Task Four: How much sleep is enough?
|The US National Sleep Foundation report that adolescents should get between 8.5 and 9.5 hours of sleep per night. See the web page Teens and Sleep|
(There are a number of interesting topics about sleeping at http://www.sleepfoundation.org look under the menu item "Sleep Topics a:Zzzzs")
Much debate in the US centres on the claim that students are starting school too early and as a result are getting too little sleep. The following claim is made on the web page of the Stanford University, The Sleep Well. http://www.stanford.edu/~dement/adolescent.html
"Many High Schools have pushed the starting bell as early as 7:15 a.m. The average American teenager gets 6.5 hours of sleep on a school night, some lots less. There is evidence that many teens snooze through their morning classes."
10. How does the average Australian teenager compare to the average American teenager as described in the claim above?
Task Five: Exploring further
11. Can you find evidence that boys sleep less or more than girls from your CensusAtSchool sample?
Task Six: Limitations
When making claims based on data, the claims are only as good as the data.
12. Think about the conclusions you have made throughout this piece of work. Do you think the data provided from question 12 is of the type that gives you a good deal of confidence in your investigations? Explain your thoughts.
13. Use your data analysis from question 2 to explain how you convert time represented as a decimal (eg. 9.9 hours) into time showing hours and minutes. Your explanation will need to show all of your working.

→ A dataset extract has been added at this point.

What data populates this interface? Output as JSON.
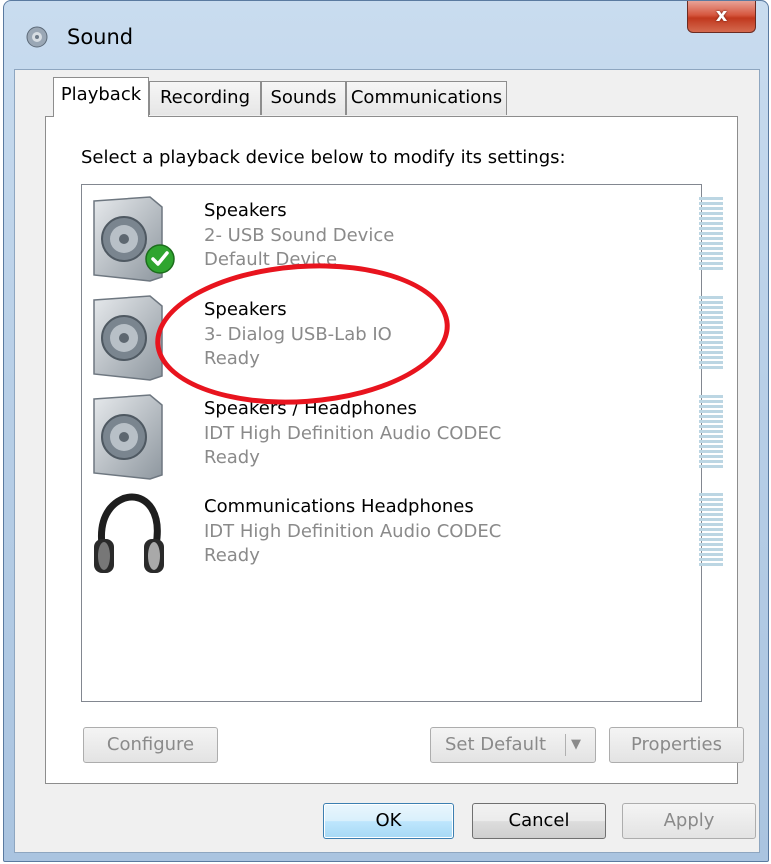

Download the Activity
This page last updated 12 November 2013